EXERCISE DETAILS = Repeat each entry exactly; omit all pictures.
[[ RECORDS FOR THIS EXERCISE, beginning ]]
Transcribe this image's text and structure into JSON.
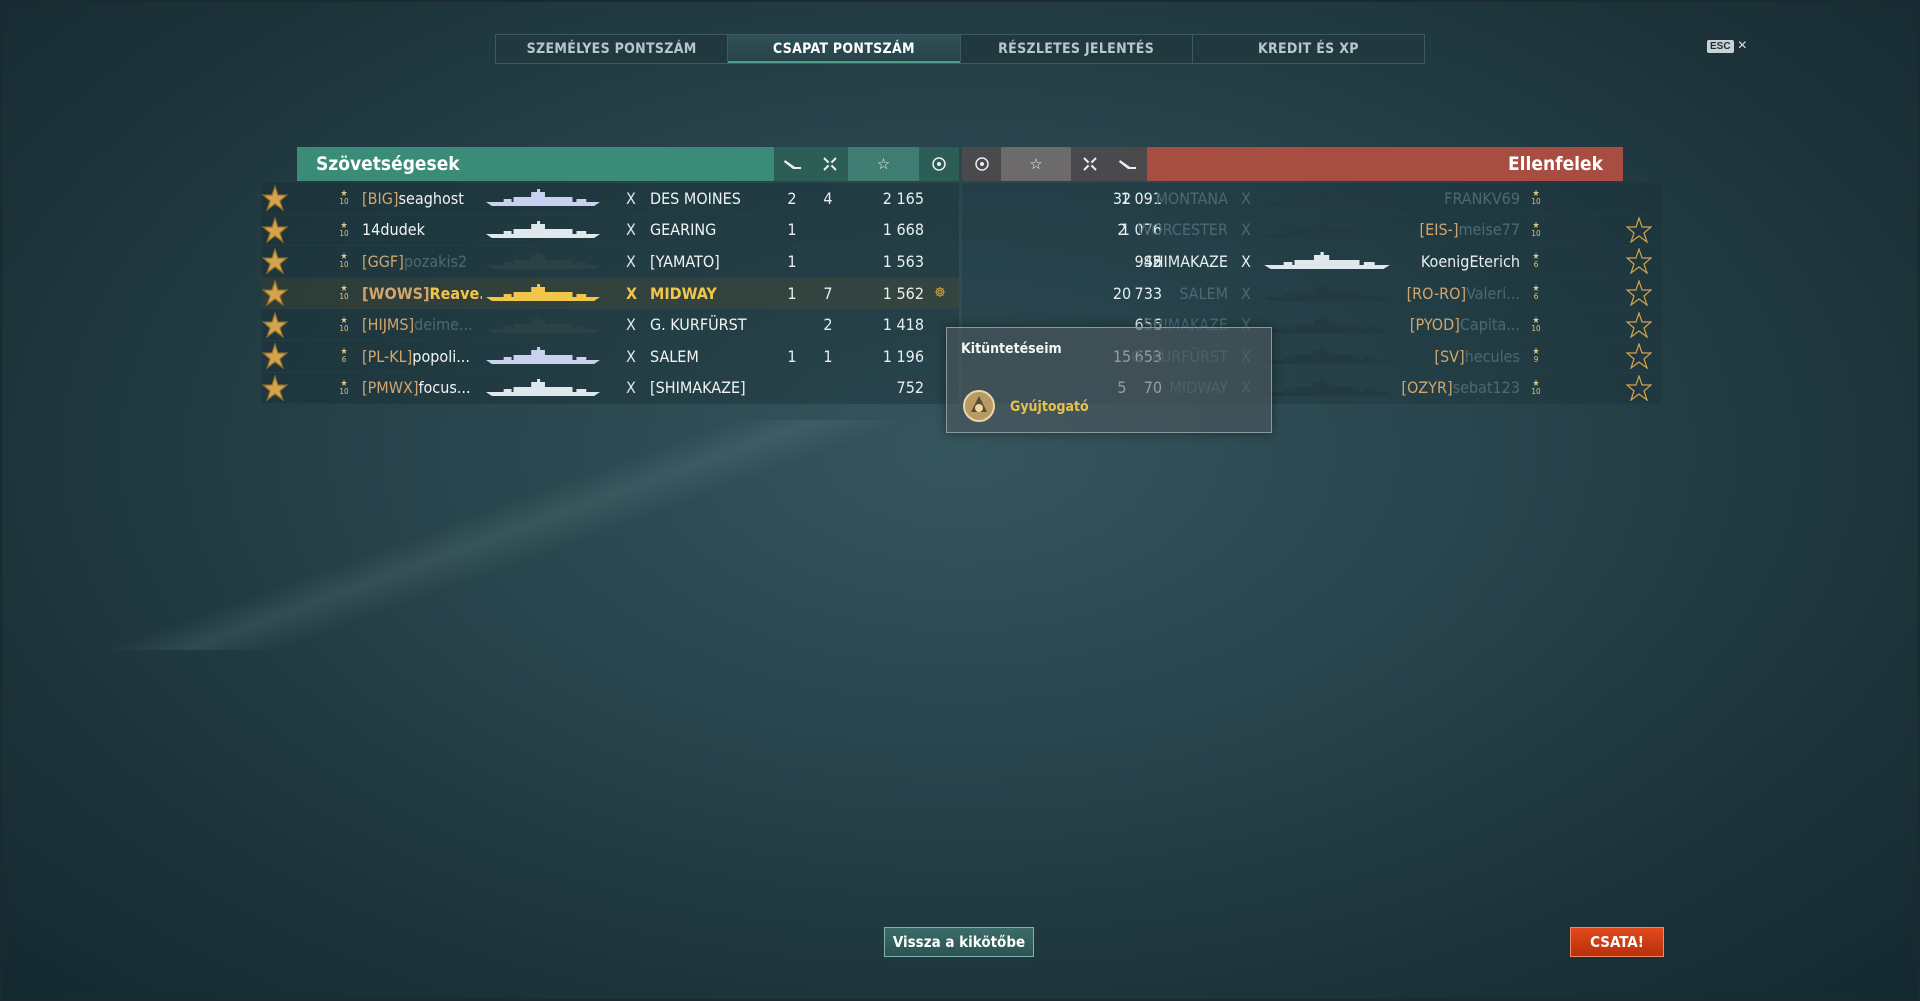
{
  "tabs": [
    {
      "label": "SZEMÉLYES PONTSZÁM",
      "active": false
    },
    {
      "label": "CSAPAT PONTSZÁM",
      "active": true
    },
    {
      "label": "RÉSZLETES JELENTÉS",
      "active": false
    },
    {
      "label": "KREDIT ÉS XP",
      "active": false
    }
  ],
  "esc": {
    "key": "ESC",
    "close": "×"
  },
  "allies": {
    "title": "Szövetségesek",
    "rows": [
      {
        "tier": "10",
        "clan": "[BIG]",
        "name": "seaghost",
        "ship": "DES MOINES",
        "c1": "2",
        "c2": "4",
        "score": "2 165",
        "c4": "",
        "alive": true,
        "me": false,
        "ship_color": "#c9d0f0"
      },
      {
        "tier": "10",
        "clan": "",
        "name": "14dudek",
        "ship": "GEARING",
        "c1": "1",
        "c2": "",
        "score": "1 668",
        "c4": "",
        "alive": true,
        "me": false,
        "ship_color": "#dfe8ec"
      },
      {
        "tier": "10",
        "clan": "[GGF]",
        "name": "pozakis2",
        "ship": "[YAMATO]",
        "c1": "1",
        "c2": "",
        "score": "1 563",
        "c4": "",
        "alive": false,
        "me": false,
        "ship_color": "#2c4146"
      },
      {
        "tier": "10",
        "clan": "[WOWS]",
        "name": "Reave...",
        "ship": "MIDWAY",
        "c1": "1",
        "c2": "7",
        "score": "1 562",
        "c4": "☸",
        "alive": true,
        "me": true,
        "ship_color": "#f2c64a"
      },
      {
        "tier": "10",
        "clan": "[HIJMS]",
        "name": "deime...",
        "ship": "G. KURFÜRST",
        "c1": "",
        "c2": "2",
        "score": "1 418",
        "c4": "",
        "alive": false,
        "me": false,
        "ship_color": "#2c4146"
      },
      {
        "tier": "6",
        "clan": "[PL-KL]",
        "name": "popoli...",
        "ship": "SALEM",
        "c1": "1",
        "c2": "1",
        "score": "1 196",
        "c4": "",
        "alive": true,
        "me": false,
        "ship_color": "#c9d0f0"
      },
      {
        "tier": "10",
        "clan": "[PMWX]",
        "name": "focus...",
        "ship": "[SHIMAKAZE]",
        "c1": "",
        "c2": "",
        "score": "752",
        "c4": "",
        "alive": true,
        "me": false,
        "ship_color": "#dfe8ec"
      }
    ]
  },
  "enemies": {
    "title": "Ellenfelek",
    "rows": [
      {
        "c0": "",
        "score": "1 091",
        "c2": "32",
        "c3": "",
        "ship": "MONTANA",
        "clan": "",
        "name": "FRANKV69",
        "tier": "10",
        "alive": false,
        "medal": false
      },
      {
        "c0": "",
        "score": "1 076",
        "c2": "2",
        "c3": "",
        "ship": "WORCESTER",
        "clan": "[EIS-]",
        "name": "meise77",
        "tier": "10",
        "alive": false,
        "medal": true
      },
      {
        "c0": "",
        "score": "945",
        "c2": "",
        "c3": "2",
        "ship": "SHIMAKAZE",
        "clan": "",
        "name": "KoenigEterich",
        "tier": "6",
        "alive": true,
        "medal": true
      },
      {
        "c0": "",
        "score": "733",
        "c2": "20",
        "c3": "",
        "ship": "SALEM",
        "clan": "[RO-RO]",
        "name": "Valeri...",
        "tier": "6",
        "alive": false,
        "medal": true
      },
      {
        "c0": "",
        "score": "656",
        "c2": "",
        "c3": "",
        "ship": "SHIMAKAZE",
        "clan": "[PYOD]",
        "name": "Capita...",
        "tier": "10",
        "alive": false,
        "medal": true
      },
      {
        "c0": "",
        "score": "653",
        "c2": "15",
        "c3": "",
        "ship": "G. KURFÜRST",
        "clan": "[SV]",
        "name": "hecules",
        "tier": "9",
        "alive": false,
        "medal": true
      },
      {
        "c0": "",
        "score": "70",
        "c2": "5",
        "c3": "",
        "ship": "MIDWAY",
        "clan": "[OZYR]",
        "name": "sebat123",
        "tier": "10",
        "alive": false,
        "medal": true
      }
    ]
  },
  "tooltip": {
    "title": "Kitüntetéseim",
    "item": "Gyújtogató"
  },
  "buttons": {
    "back": "Vissza a kikötőbe",
    "battle": "CSATA!"
  },
  "colors": {
    "ally": "#3a8c78",
    "enemy": "#a84d42",
    "me": "#f2c64a",
    "battle_button": "#d83c14"
  }
}
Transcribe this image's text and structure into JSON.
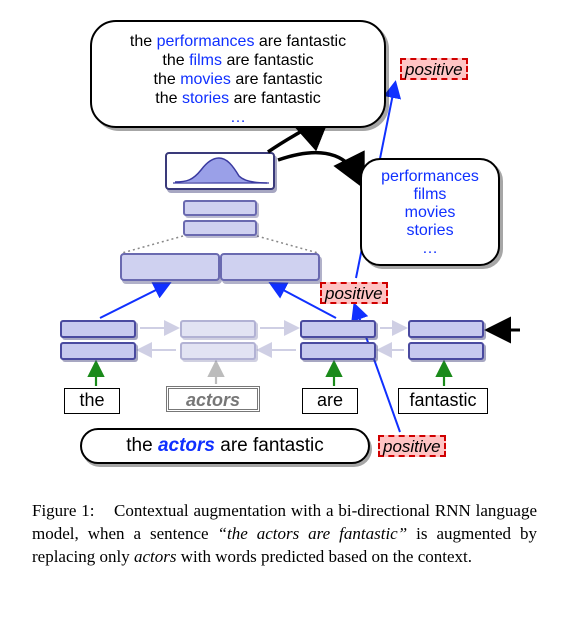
{
  "augmented_sentences": {
    "prefix": "the",
    "suffix": "are fantastic",
    "words": [
      "performances",
      "films",
      "movies",
      "stories"
    ],
    "ellipsis": "…"
  },
  "predicted_words": {
    "words": [
      "performances",
      "films",
      "movies",
      "stories"
    ],
    "ellipsis": "…"
  },
  "labels": {
    "positive": "positive"
  },
  "tokens": {
    "the": "the",
    "actors": "actors",
    "are": "are",
    "fantastic": "fantastic"
  },
  "sentence": {
    "prefix": "the ",
    "target": "actors",
    "suffix": " are fantastic"
  },
  "caption": {
    "fig_label": "Figure 1:",
    "body1": "Contextual augmentation with a bi-directional RNN language model, when a sentence",
    "quoted": "“the actors are fantastic”",
    "body2": "is augmented by replacing only",
    "italic_word": "actors",
    "body3": "with words predicted based on the context."
  }
}
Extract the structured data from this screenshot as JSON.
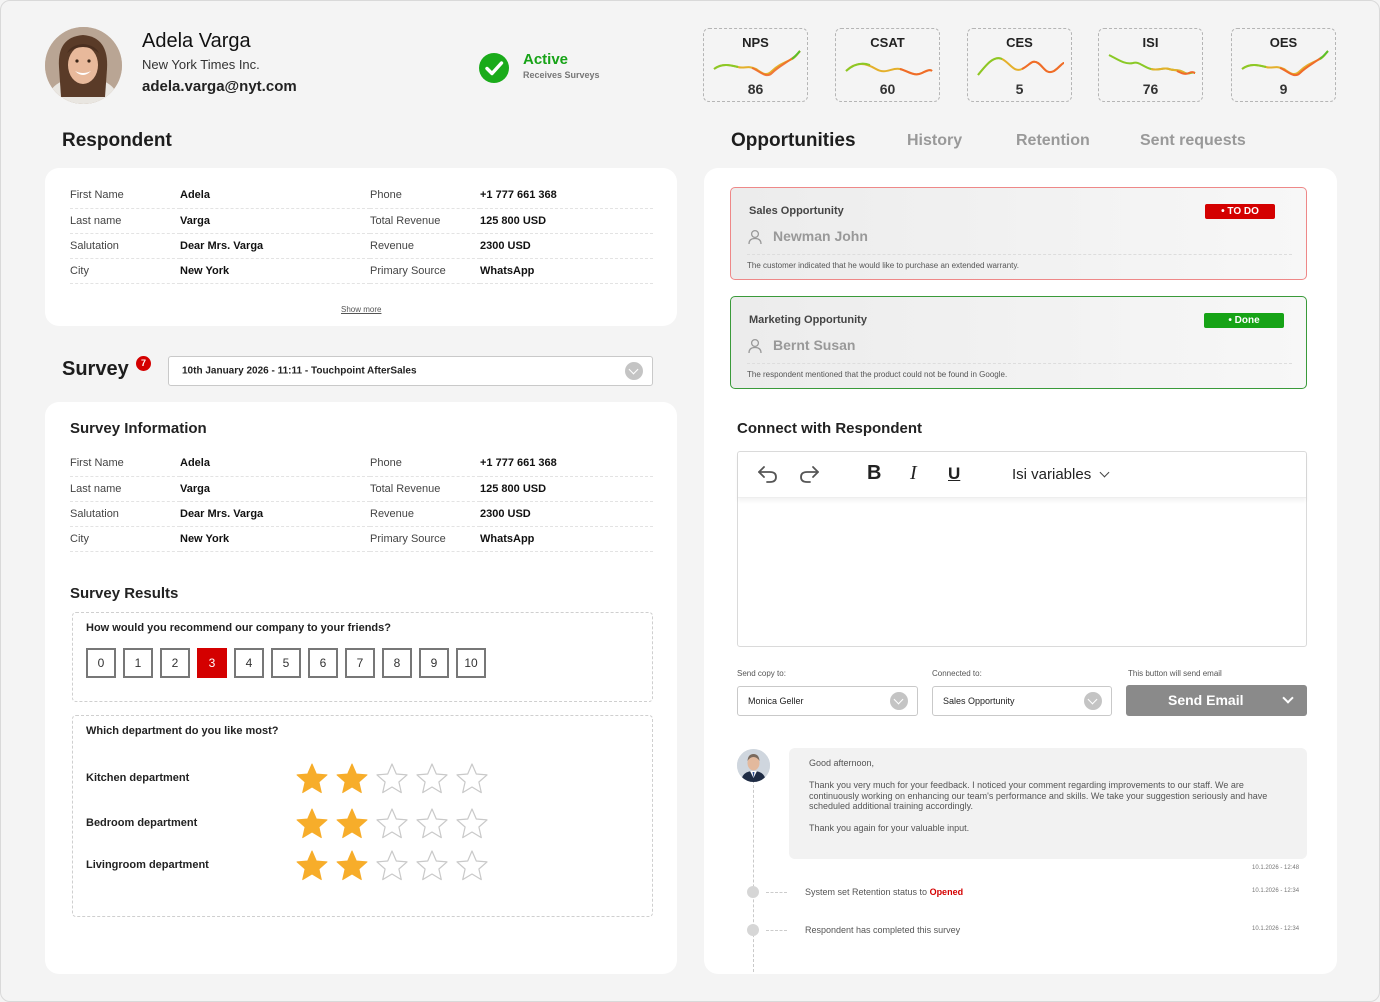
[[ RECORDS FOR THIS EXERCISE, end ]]
YOUR RESPONSE =
Transcribe this image's text and structure into JSON.
{
  "tabs": [
    {
      "label": "SZEMÉLYES PONTSZÁM",
      "active": false
    },
    {
      "label": "CSAPAT PONTSZÁM",
      "active": true
    },
    {
      "label": "RÉSZLETES JELENTÉS",
      "active": false
    },
    {
      "label": "KREDIT ÉS XP",
      "active": false
    }
  ],
  "esc": {
    "key": "ESC",
    "close": "×"
  },
  "allies": {
    "title": "Szövetségesek",
    "rows": [
      {
        "tier": "10",
        "clan": "[BIG]",
        "name": "seaghost",
        "ship": "DES MOINES",
        "c1": "2",
        "c2": "4",
        "score": "2 165",
        "c4": "",
        "alive": true,
        "me": false,
        "ship_color": "#c9d0f0"
      },
      {
        "tier": "10",
        "clan": "",
        "name": "14dudek",
        "ship": "GEARING",
        "c1": "1",
        "c2": "",
        "score": "1 668",
        "c4": "",
        "alive": true,
        "me": false,
        "ship_color": "#dfe8ec"
      },
      {
        "tier": "10",
        "clan": "[GGF]",
        "name": "pozakis2",
        "ship": "[YAMATO]",
        "c1": "1",
        "c2": "",
        "score": "1 563",
        "c4": "",
        "alive": false,
        "me": false,
        "ship_color": "#2c4146"
      },
      {
        "tier": "10",
        "clan": "[WOWS]",
        "name": "Reave...",
        "ship": "MIDWAY",
        "c1": "1",
        "c2": "7",
        "score": "1 562",
        "c4": "☸",
        "alive": true,
        "me": true,
        "ship_color": "#f2c64a"
      },
      {
        "tier": "10",
        "clan": "[HIJMS]",
        "name": "deime...",
        "ship": "G. KURFÜRST",
        "c1": "",
        "c2": "2",
        "score": "1 418",
        "c4": "",
        "alive": false,
        "me": false,
        "ship_color": "#2c4146"
      },
      {
        "tier": "6",
        "clan": "[PL-KL]",
        "name": "popoli...",
        "ship": "SALEM",
        "c1": "1",
        "c2": "1",
        "score": "1 196",
        "c4": "",
        "alive": true,
        "me": false,
        "ship_color": "#c9d0f0"
      },
      {
        "tier": "10",
        "clan": "[PMWX]",
        "name": "focus...",
        "ship": "[SHIMAKAZE]",
        "c1": "",
        "c2": "",
        "score": "752",
        "c4": "",
        "alive": true,
        "me": false,
        "ship_color": "#dfe8ec"
      }
    ]
  },
  "enemies": {
    "title": "Ellenfelek",
    "rows": [
      {
        "c0": "",
        "score": "1 091",
        "c2": "32",
        "c3": "",
        "ship": "MONTANA",
        "clan": "",
        "name": "FRANKV69",
        "tier": "10",
        "alive": false,
        "medal": false
      },
      {
        "c0": "",
        "score": "1 076",
        "c2": "2",
        "c3": "",
        "ship": "WORCESTER",
        "clan": "[EIS-]",
        "name": "meise77",
        "tier": "10",
        "alive": false,
        "medal": true
      },
      {
        "c0": "",
        "score": "945",
        "c2": "",
        "c3": "2",
        "ship": "SHIMAKAZE",
        "clan": "",
        "name": "KoenigEterich",
        "tier": "6",
        "alive": true,
        "medal": true
      },
      {
        "c0": "",
        "score": "733",
        "c2": "20",
        "c3": "",
        "ship": "SALEM",
        "clan": "[RO-RO]",
        "name": "Valeri...",
        "tier": "6",
        "alive": false,
        "medal": true
      },
      {
        "c0": "",
        "score": "656",
        "c2": "",
        "c3": "",
        "ship": "SHIMAKAZE",
        "clan": "[PYOD]",
        "name": "Capita...",
        "tier": "10",
        "alive": false,
        "medal": true
      },
      {
        "c0": "",
        "score": "653",
        "c2": "15",
        "c3": "",
        "ship": "G. KURFÜRST",
        "clan": "[SV]",
        "name": "hecules",
        "tier": "9",
        "alive": false,
        "medal": true
      },
      {
        "c0": "",
        "score": "70",
        "c2": "5",
        "c3": "",
        "ship": "MIDWAY",
        "clan": "[OZYR]",
        "name": "sebat123",
        "tier": "10",
        "alive": false,
        "medal": true
      }
    ]
  },
  "tooltip": {
    "title": "Kitüntetéseim",
    "item": "Gyújtogató"
  },
  "buttons": {
    "back": "Vissza a kikötőbe",
    "battle": "CSATA!"
  },
  "colors": {
    "ally": "#3a8c78",
    "enemy": "#a84d42",
    "me": "#f2c64a",
    "battle_button": "#d83c14"
  }
}
Transcribe this image's text and structure into JSON.
{
  "augmented_sentences": {
    "prefix": "the",
    "suffix": "are fantastic",
    "words": [
      "performances",
      "films",
      "movies",
      "stories"
    ],
    "ellipsis": "…"
  },
  "predicted_words": {
    "words": [
      "performances",
      "films",
      "movies",
      "stories"
    ],
    "ellipsis": "…"
  },
  "labels": {
    "positive": "positive"
  },
  "tokens": {
    "the": "the",
    "actors": "actors",
    "are": "are",
    "fantastic": "fantastic"
  },
  "sentence": {
    "prefix": "the ",
    "target": "actors",
    "suffix": " are fantastic"
  },
  "caption": {
    "fig_label": "Figure 1:",
    "body1": "Contextual augmentation with a bi-directional RNN language model, when a sentence",
    "quoted": "“the actors are fantastic”",
    "body2": "is augmented by replacing only",
    "italic_word": "actors",
    "body3": "with words predicted based on the context."
  }
}
Extract the structured data from this screenshot as JSON.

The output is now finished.